Now that you're in a Linux terminal, you can start acting all Linux-ey and do everything on the command line with bash.
Here's how to bootstrap your install with Yadm so you can download all your dotfiles:
$ sudo apt update $ sudo apt install yadm
On almost all setups, you'll need to run these two commands with
Here's what it looks like:
From here on out, you'll need to interact with GitHub repos a lot. So you'll need to set up your SSH keys and add them to GitHub. IF you don't know what to do, follow GitHub's guides in order:
- Generating a new SSH key. Make sure to click on the Linux tab at the top of that page, not the Windows one.
Adding your SSH key to GitHub. Again, make sure to click the Linux tab. In the first section, they say to use
xclipbut that won't work on WSL 2. Instead, run
cat ~/.ssh/id_rsa.pub, highlight the whole public key that gets spit out, and press

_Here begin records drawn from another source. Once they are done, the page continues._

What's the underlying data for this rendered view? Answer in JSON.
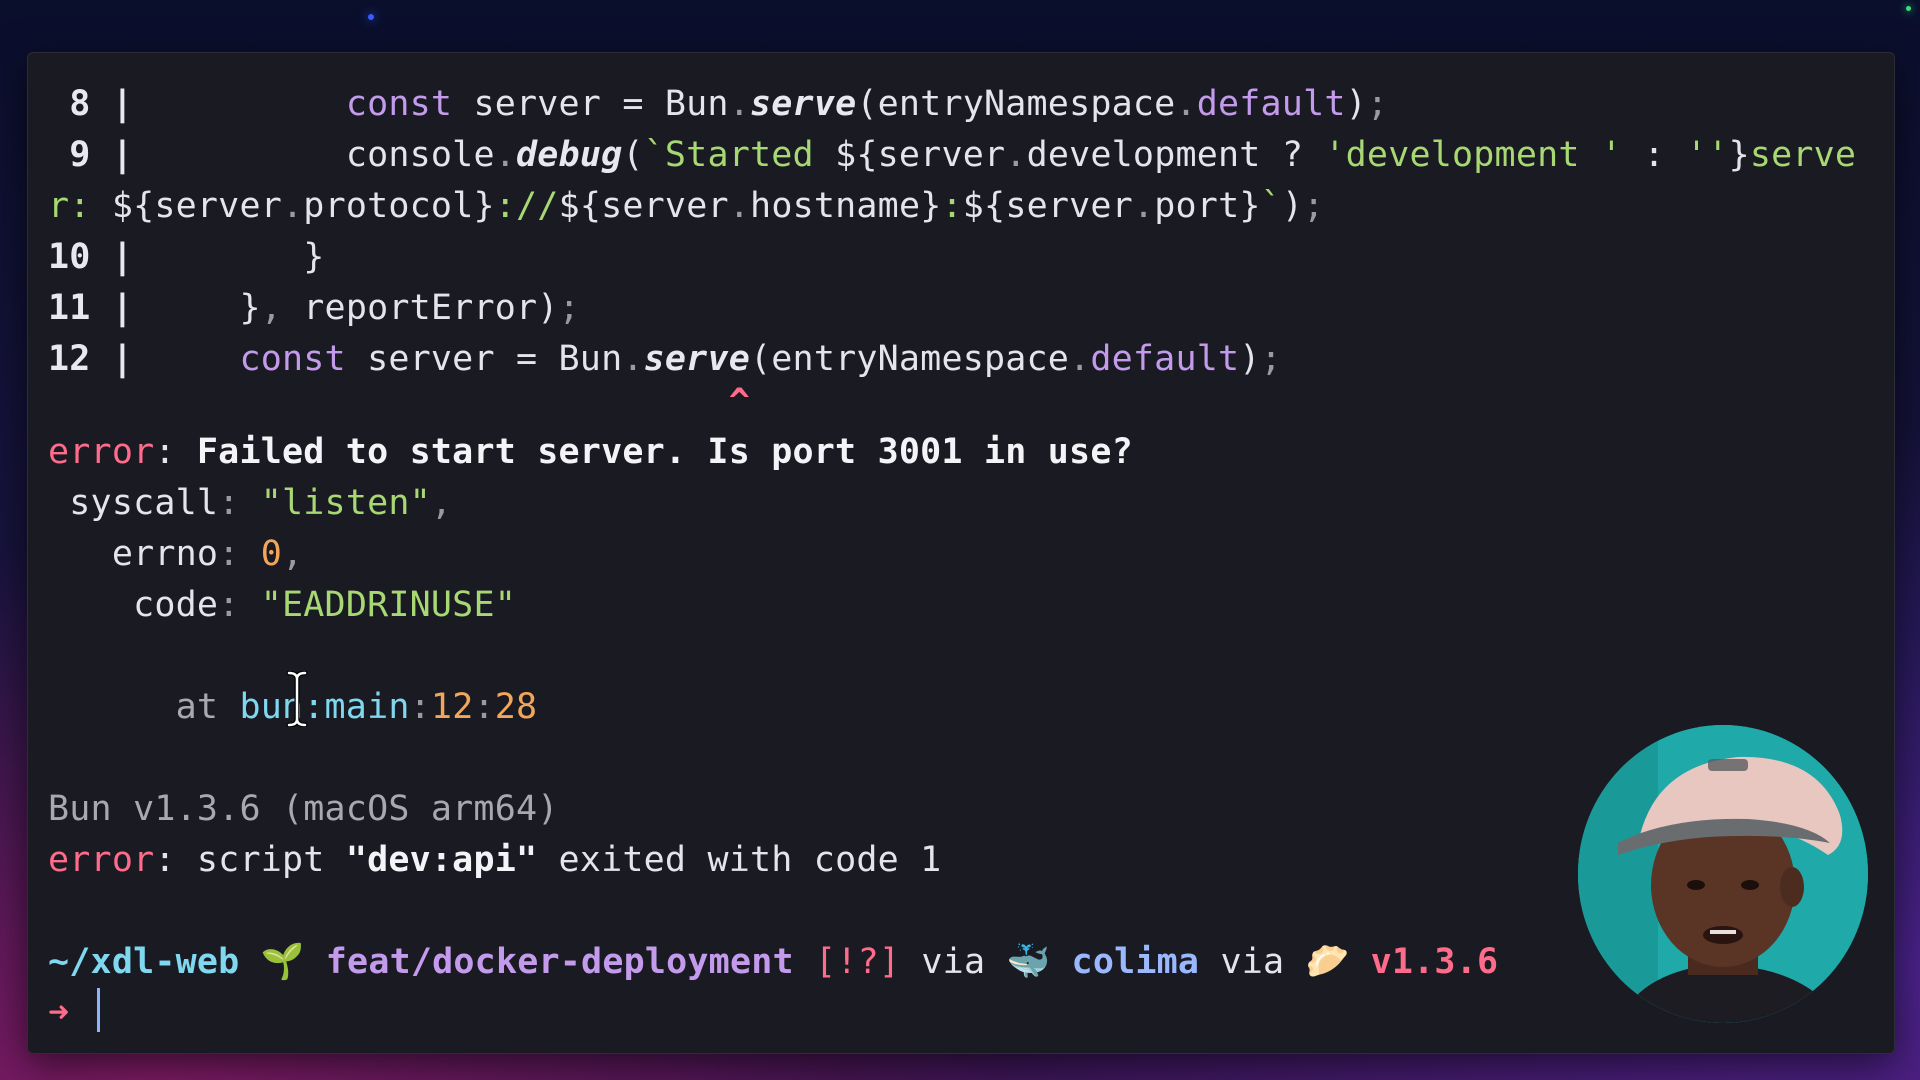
{
  "code_lines": [
    {
      "num": " 8",
      "indent": "         ",
      "tokens": [
        [
          "kw",
          "const"
        ],
        [
          "plain",
          " server = Bun"
        ],
        [
          "punc",
          "."
        ],
        [
          "fn",
          "serve"
        ],
        [
          "plain",
          "(entryNamespace"
        ],
        [
          "punc",
          "."
        ],
        [
          "prop",
          "default"
        ],
        [
          "plain",
          ")"
        ],
        [
          "punc",
          ";"
        ]
      ]
    },
    {
      "num": " 9",
      "indent": "         ",
      "tokens": [
        [
          "plain",
          "console"
        ],
        [
          "punc",
          "."
        ],
        [
          "fn",
          "debug"
        ],
        [
          "plain",
          "("
        ],
        [
          "str",
          "`Started "
        ],
        [
          "plain",
          "${server"
        ],
        [
          "punc",
          "."
        ],
        [
          "plain",
          "development ? "
        ],
        [
          "str",
          "'development '"
        ],
        [
          "plain",
          " : "
        ],
        [
          "str",
          "''"
        ],
        [
          "plain",
          "}"
        ],
        [
          "str",
          "serve"
        ]
      ]
    },
    {
      "num": "",
      "indent": "",
      "tokens": [
        [
          "str",
          "r: "
        ],
        [
          "plain",
          "${server"
        ],
        [
          "punc",
          "."
        ],
        [
          "plain",
          "protocol}"
        ],
        [
          "str",
          "://"
        ],
        [
          "plain",
          "${server"
        ],
        [
          "punc",
          "."
        ],
        [
          "plain",
          "hostname}"
        ],
        [
          "str",
          ":"
        ],
        [
          "plain",
          "${server"
        ],
        [
          "punc",
          "."
        ],
        [
          "plain",
          "port}"
        ],
        [
          "str",
          "`"
        ],
        [
          "plain",
          ")"
        ],
        [
          "punc",
          ";"
        ]
      ]
    },
    {
      "num": "10",
      "indent": "       ",
      "tokens": [
        [
          "plain",
          "}"
        ]
      ]
    },
    {
      "num": "11",
      "indent": "    ",
      "tokens": [
        [
          "plain",
          "}"
        ],
        [
          "punc",
          ","
        ],
        [
          "plain",
          " reportError)"
        ],
        [
          "punc",
          ";"
        ]
      ]
    },
    {
      "num": "12",
      "indent": "    ",
      "tokens": [
        [
          "kw",
          "const"
        ],
        [
          "plain",
          " server = Bun"
        ],
        [
          "punc",
          "."
        ],
        [
          "fn",
          "serve"
        ],
        [
          "plain",
          "(entryNamespace"
        ],
        [
          "punc",
          "."
        ],
        [
          "prop",
          "default"
        ],
        [
          "plain",
          ")"
        ],
        [
          "punc",
          ";"
        ]
      ]
    }
  ],
  "line_sep": " | ",
  "caret_line": "                                ^",
  "error_main": {
    "label": "error",
    "colon": ": ",
    "message": "Failed to start server. Is port 3001 in use?"
  },
  "error_fields": [
    {
      "indent": " ",
      "key": "syscall",
      "value": "\"listen\"",
      "value_type": "str",
      "trail": ","
    },
    {
      "indent": "   ",
      "key": "errno",
      "value": "0",
      "value_type": "num",
      "trail": ","
    },
    {
      "indent": "    ",
      "key": "code",
      "value": "\"EADDRINUSE\"",
      "value_type": "str",
      "trail": ""
    }
  ],
  "stack": {
    "indent": "      ",
    "at": "at ",
    "location": "bun:main",
    "line": "12",
    "col": "28"
  },
  "bun_version_line": "Bun v1.3.6 (macOS arm64)",
  "script_error": {
    "label": "error",
    "colon": ": ",
    "pre": "script ",
    "script_name": "\"dev:api\"",
    "post": " exited with code 1"
  },
  "prompt": {
    "dir": "~/xdl-web",
    "branch_emoji": "🌱",
    "branch": "feat/docker-deployment",
    "status": "[!?]",
    "via1": "via",
    "docker_emoji": "🐳",
    "docker_ctx": "colima",
    "via2": "via",
    "bun_emoji": "🥟",
    "bun_version": "v1.3.6",
    "arrow": "➜"
  },
  "colors": {
    "terminal_bg": "#1a1b22",
    "error": "#ff6b8a",
    "string": "#a7d873",
    "keyword": "#c49bec",
    "number": "#f2a65a",
    "cyan": "#7fd8f0"
  }
}
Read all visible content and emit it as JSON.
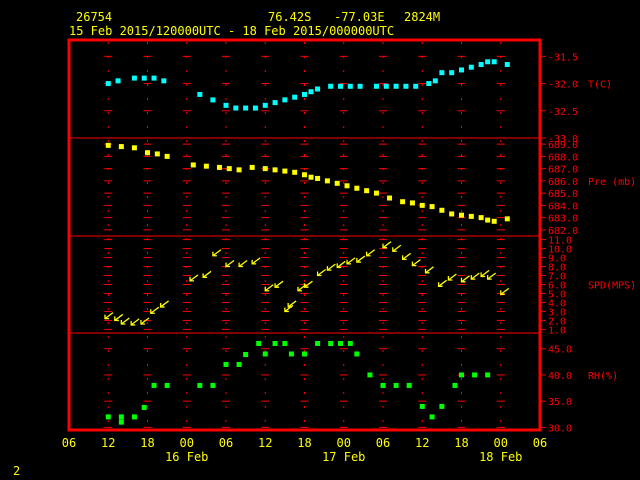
{
  "header": {
    "station": "26754",
    "lat": "76.42S",
    "lon": "-77.03E",
    "elev": "2824M",
    "range": "15 Feb 2015/120000UTC - 18 Feb 2015/000000UTC"
  },
  "footer": {
    "page": "2"
  },
  "chart_data": {
    "type": "scatter",
    "x_tick_labels": [
      "06",
      "12",
      "18",
      "00",
      "06",
      "12",
      "18",
      "00",
      "06",
      "12",
      "18",
      "00",
      "06"
    ],
    "date_labels": [
      {
        "at_hour": 24,
        "label": "16 Feb"
      },
      {
        "at_hour": 48,
        "label": "17 Feb"
      },
      {
        "at_hour": 72,
        "label": "18 Feb"
      }
    ],
    "x_unit_note": "hours from 15 Feb 2015 00 UTC",
    "xlim": [
      6,
      78
    ],
    "colors": {
      "frame": "#ff0000",
      "grid": "#ff0000",
      "text": "#ffff00",
      "temp": "#00ffff",
      "pres": "#ffff00",
      "wind": "#ffff00",
      "rh": "#00ff00"
    },
    "panels": [
      {
        "key": "temp",
        "label": "T(C)",
        "ylim": [
          -33.0,
          -31.2
        ],
        "ticks": [
          "-31.5",
          "-32.0",
          "-32.5",
          "-33.0"
        ],
        "tick_values": [
          -31.5,
          -32.0,
          -32.5,
          -33.0
        ],
        "series": [
          [
            12,
            -32.0
          ],
          [
            13.5,
            -31.95
          ],
          [
            16,
            -31.9
          ],
          [
            17.5,
            -31.9
          ],
          [
            19,
            -31.9
          ],
          [
            20.5,
            -31.95
          ],
          [
            26,
            -32.2
          ],
          [
            28,
            -32.3
          ],
          [
            30,
            -32.4
          ],
          [
            31.5,
            -32.45
          ],
          [
            33,
            -32.45
          ],
          [
            34.5,
            -32.45
          ],
          [
            36,
            -32.4
          ],
          [
            37.5,
            -32.35
          ],
          [
            39,
            -32.3
          ],
          [
            40.5,
            -32.25
          ],
          [
            42,
            -32.2
          ],
          [
            43,
            -32.15
          ],
          [
            44,
            -32.1
          ],
          [
            46,
            -32.05
          ],
          [
            47.5,
            -32.05
          ],
          [
            49,
            -32.05
          ],
          [
            50.5,
            -32.05
          ],
          [
            53,
            -32.05
          ],
          [
            54.5,
            -32.05
          ],
          [
            56,
            -32.05
          ],
          [
            57.5,
            -32.05
          ],
          [
            59,
            -32.05
          ],
          [
            61,
            -32.0
          ],
          [
            62,
            -31.95
          ],
          [
            63,
            -31.8
          ],
          [
            64.5,
            -31.8
          ],
          [
            66,
            -31.75
          ],
          [
            67.5,
            -31.7
          ],
          [
            69,
            -31.65
          ],
          [
            70,
            -31.6
          ],
          [
            71,
            -31.6
          ],
          [
            73,
            -31.65
          ]
        ]
      },
      {
        "key": "pres",
        "label": "Pre (mb)",
        "ylim": [
          681.5,
          689.5
        ],
        "ticks": [
          "689.0",
          "688.0",
          "687.0",
          "686.0",
          "685.0",
          "684.0",
          "683.0",
          "682.0"
        ],
        "tick_values": [
          689,
          688,
          687,
          686,
          685,
          684,
          683,
          682
        ],
        "series": [
          [
            12,
            688.9
          ],
          [
            14,
            688.8
          ],
          [
            16,
            688.7
          ],
          [
            18,
            688.3
          ],
          [
            19.5,
            688.2
          ],
          [
            21,
            688.0
          ],
          [
            25,
            687.3
          ],
          [
            27,
            687.2
          ],
          [
            29,
            687.1
          ],
          [
            30.5,
            687.0
          ],
          [
            32,
            686.9
          ],
          [
            34,
            687.1
          ],
          [
            36,
            687.0
          ],
          [
            37.5,
            686.9
          ],
          [
            39,
            686.8
          ],
          [
            40.5,
            686.7
          ],
          [
            42,
            686.5
          ],
          [
            43,
            686.3
          ],
          [
            44,
            686.2
          ],
          [
            45.5,
            686.0
          ],
          [
            47,
            685.8
          ],
          [
            48.5,
            685.6
          ],
          [
            50,
            685.4
          ],
          [
            51.5,
            685.2
          ],
          [
            53,
            685.0
          ],
          [
            55,
            684.6
          ],
          [
            57,
            684.3
          ],
          [
            58.5,
            684.2
          ],
          [
            60,
            684.0
          ],
          [
            61.5,
            683.9
          ],
          [
            63,
            683.6
          ],
          [
            64.5,
            683.3
          ],
          [
            66,
            683.2
          ],
          [
            67.5,
            683.1
          ],
          [
            69,
            683.0
          ],
          [
            70,
            682.8
          ],
          [
            71,
            682.7
          ],
          [
            73,
            682.9
          ]
        ]
      },
      {
        "key": "wind",
        "label": "SPD(MPS)",
        "ylim": [
          0.6,
          11.4
        ],
        "ticks": [
          "11.0",
          "10.0",
          "9.0",
          "8.0",
          "7.0",
          "6.0",
          "5.0",
          "4.0",
          "3.0",
          "2.0",
          "1.0"
        ],
        "tick_values": [
          11,
          10,
          9,
          8,
          7,
          6,
          5,
          4,
          3,
          2,
          1
        ],
        "series": [
          [
            11.5,
            2.2
          ],
          [
            13,
            2.0
          ],
          [
            14,
            1.6
          ],
          [
            15.5,
            1.5
          ],
          [
            17,
            1.6
          ],
          [
            18.5,
            2.8
          ],
          [
            20,
            3.5
          ],
          [
            24.5,
            6.4
          ],
          [
            26.5,
            6.8
          ],
          [
            28,
            9.2
          ],
          [
            30,
            8.0
          ],
          [
            32,
            8.0
          ],
          [
            34,
            8.3
          ],
          [
            36,
            5.3
          ],
          [
            37.5,
            5.7
          ],
          [
            39,
            3.0
          ],
          [
            39.5,
            3.5
          ],
          [
            41,
            5.3
          ],
          [
            42,
            5.7
          ],
          [
            44,
            7.0
          ],
          [
            45.5,
            7.6
          ],
          [
            47,
            7.9
          ],
          [
            48.5,
            8.3
          ],
          [
            50,
            8.5
          ],
          [
            51.5,
            9.2
          ],
          [
            54,
            10.1
          ],
          [
            55.5,
            9.7
          ],
          [
            57,
            8.8
          ],
          [
            58.5,
            8.1
          ],
          [
            60.5,
            7.3
          ],
          [
            62.5,
            5.8
          ],
          [
            64,
            6.5
          ],
          [
            66,
            6.3
          ],
          [
            67.5,
            6.6
          ],
          [
            69,
            6.9
          ],
          [
            70,
            6.6
          ],
          [
            72,
            4.9
          ]
        ]
      },
      {
        "key": "rh",
        "label": "RH(%)",
        "ylim": [
          29.5,
          48.0
        ],
        "ticks": [
          "45.0",
          "40.0",
          "35.0",
          "30.0"
        ],
        "tick_values": [
          45,
          40,
          35,
          30
        ],
        "series": [
          [
            12,
            32.0
          ],
          [
            14,
            32.0
          ],
          [
            16,
            32.0
          ],
          [
            17.5,
            33.8
          ],
          [
            19,
            38.0
          ],
          [
            21,
            38.0
          ],
          [
            26,
            38.0
          ],
          [
            28,
            38.0
          ],
          [
            30,
            42.0
          ],
          [
            32,
            42.0
          ],
          [
            33,
            43.9
          ],
          [
            35,
            46.0
          ],
          [
            36,
            44.0
          ],
          [
            37.5,
            46.0
          ],
          [
            39,
            46.0
          ],
          [
            40,
            44.0
          ],
          [
            42,
            44.0
          ],
          [
            44,
            46.0
          ],
          [
            46,
            46.0
          ],
          [
            47.5,
            46.0
          ],
          [
            49,
            46.0
          ],
          [
            50,
            44.0
          ],
          [
            52,
            40.0
          ],
          [
            54,
            38.0
          ],
          [
            56,
            38.0
          ],
          [
            58,
            38.0
          ],
          [
            60,
            34.0
          ],
          [
            61.5,
            32.0
          ],
          [
            63,
            34.0
          ],
          [
            65,
            38.0
          ],
          [
            66,
            40.0
          ],
          [
            68,
            40.0
          ],
          [
            70,
            40.0
          ],
          [
            14,
            31.0
          ]
        ]
      }
    ]
  }
}
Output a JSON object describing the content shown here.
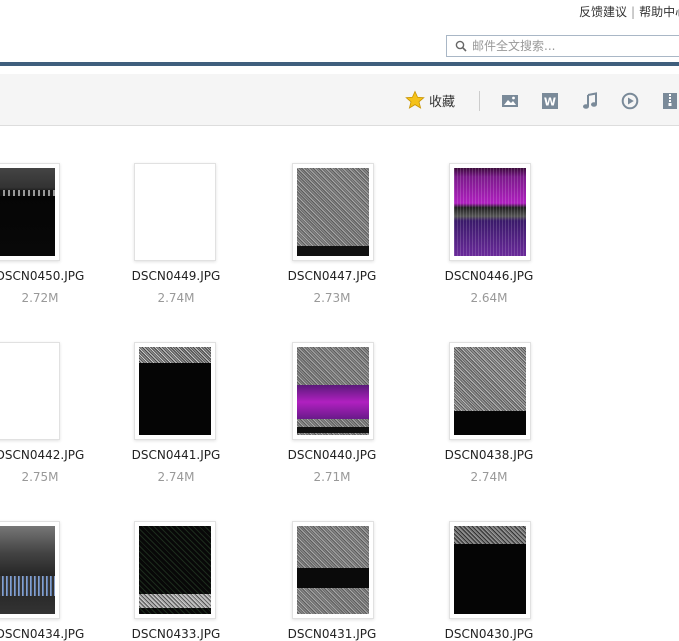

c. That's how you copy something out of WSL 2 so you can paste it somewhere else (including Windows apps)
Here are my super condensed instructions for how to do the SSH key dance, if you prefer.
Now we have yadm, let's do my favorite part: run one command and watch magic:
$ yadm clone https://github.com/arschles/dotfiles.git
You can swap our my dotfiles repo name for yours. If you want to use mine, that's all good too (PRs welcome!)
Here's what it looks like:
You're in a Linux terminal using Windows Terminal, running on a hypervisor, on top of Windows 10. WAT. I know, right?
I'll shamelessly plug my other post again here. It explains how WSL 2 was the reason I decided to go over and give Windows a try.
To complete your Linux-on-Windows coding experience, go get VS Code for Windows. Install it, and go into a directory inside of your ... WSL 2 terminal. Type
code . and watch more magic happen.
Your WSL 2 directory will open up in the VS Code Windows app. WAT. This magic works via a fast server that VS Code uses to communicate everything you do (saving, debugging, etc...) back to WSL 2. You're editing in Windows and running on Linux.
You can take this a step further and store your Linux-ey things in the cloud with VS Online. That's a whole other topic but worth checking out sometime.
Finally, if you use Docker, that works for WSL 2 too. Check out these instructions for how to set it up.